Ian Waller and his wife enjoy a grown-ups evening meal out at Bath’s best-know vegan restaurant, and what an absolute treat it was

Wow, this could quite simply have been one of the most amazing meals I have ever had! The starter was startling good, the main course immense and the dessert certainly didn’t let the side down. Without a doubt, our first experience of a meal out at Acorn was a huge success.

Situated just the quickest of ambles from the Abbey Churchyard in Bath, Acorn has been creating its award-winning vegan cuisine for four years now, all within one of Bath’s oldest buildings that remains cosy without feeling at all cramped. With the babysitter booked and pizzas ready at home for the children, we’d gone for early 6.30pm sitting, meaning there were plenty of tables to choose from, although these soon filled as the evening progressed.

Acorn presented three choices of menu types, one for lunch, two tasters and the Acorns Classic Menu, plus a enticing wine list too. We chose from the Classic and first off a warning – the descriptions simply don’t do the food the justice it most certainly deserves. For example, a starter of ‘An old donkey carrot’ just isn’t that enticing, despite the fact that it’s ‘cooked slowly and then fire charred, truffle, parsley and pickles’, and it needs an explanation from our waiter to fully explain the appeal of the dish. In fact, such was her powers of description that I chose said carrot, with my wife preferring the Broham Beetroots, fine herbs and cultured cashew puree.

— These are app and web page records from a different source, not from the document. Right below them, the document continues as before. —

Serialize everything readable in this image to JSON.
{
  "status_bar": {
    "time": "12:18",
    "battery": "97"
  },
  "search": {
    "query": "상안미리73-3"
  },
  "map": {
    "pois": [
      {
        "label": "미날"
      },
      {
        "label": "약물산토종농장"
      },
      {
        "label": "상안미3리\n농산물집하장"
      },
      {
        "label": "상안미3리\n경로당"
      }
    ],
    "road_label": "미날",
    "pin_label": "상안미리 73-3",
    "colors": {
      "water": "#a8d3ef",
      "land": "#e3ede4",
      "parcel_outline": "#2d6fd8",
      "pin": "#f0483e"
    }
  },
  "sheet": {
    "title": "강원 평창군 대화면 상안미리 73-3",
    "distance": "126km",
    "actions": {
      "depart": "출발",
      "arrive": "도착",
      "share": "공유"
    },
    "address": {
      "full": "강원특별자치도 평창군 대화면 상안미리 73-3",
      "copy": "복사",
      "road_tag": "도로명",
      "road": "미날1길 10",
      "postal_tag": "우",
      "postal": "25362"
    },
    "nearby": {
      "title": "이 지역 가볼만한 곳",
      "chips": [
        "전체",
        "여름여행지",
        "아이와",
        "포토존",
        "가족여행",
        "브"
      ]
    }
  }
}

Well done the waiter. That old donkey carrot (pictured above) turned out to be one of the best starters I have ever tasted, as well as being beautifully presented. The secret, it soon transpired, is to combine each of the elements on the plate to release the full flavour of the dish, with the beautifully cooked carrot just working wonderfully with the purees, pickles and spelt grain mixed with toasted sunflower seeds, caraway, fennel and flax. Each element was OK on its own, but put them together and the result was flavoursome, light yet fulfilling and actually quite perfect.

While the beetroot was prepared and presented to a similarly masterful standard, the flavours, while still delicious, just missed out on the dizzy heights of that old carrot, although the cashew puree was once again a work of genius.

Mushroom parfait, celeriac cooked in its own juices, hazelnut, potato and chicory

Two clean plates later, we couldn’t wait to see if the standards so far would extend to the main courses, with me choosing the rich mushroom parfait, celeriac cooked in its juice, hazelnut, potato and chicory, and Ellen the garlic dhal with onions, confit shallots, fried rice fritters and kale.

Again, the presentation of both dishes was stunning, with the amount of work involved both here and in the preparation of each element of each course explaining in part the high cost of the food. And again, the result was just superb. The combination of flavours, the quality of each element and the expert appreciation of how each element brings the best out of the others was masterful.

Similarly, the dhal was full of flavour and beautifully prepared, if slightly overpowered by the smokiness of the rice fritters.

Each dish is partnered with a suggested wine and the Pinotage from the Western Cape which, with its flavours of coffee, chocolate and plum was an ideal partner for the smooth, deep tastes and textures of the food.

Following a pause to compare notes and discuss future visits to Acorn, our desserts arrived, a chocolate ganache with coffee parfait cold brew and rapadura gel and pink peppercorn crumb, with Ellen going for the forced Yorkshire rhubarb with olive oil parfait, fennel carpaccio and scots pine. The rhubarb exuded a fresh sweetness that was a perfect conclusion to a wonderful meal, while the rich flavours of the ganache simply showed again the chef’s appreciation of how perfectly to combine elements of a dish to the best effect.

Bath is blessed with a rich variety of restaurants, cafes and eateries, and while only a few regularly impress, I have rarely visited one where the food was as impressive – both in terms of presentation and flavour – as Acorn. To focus on the vegan element is almost missing the point – yes, it’s plant-based menu will be crucial for some, but it’s the pure quality of the product, whatever the ingredients, that should really shout out loudest, and here the team from Acorn have earned the right to shout very loudly indeed.

www.acornrestaurant.co.uk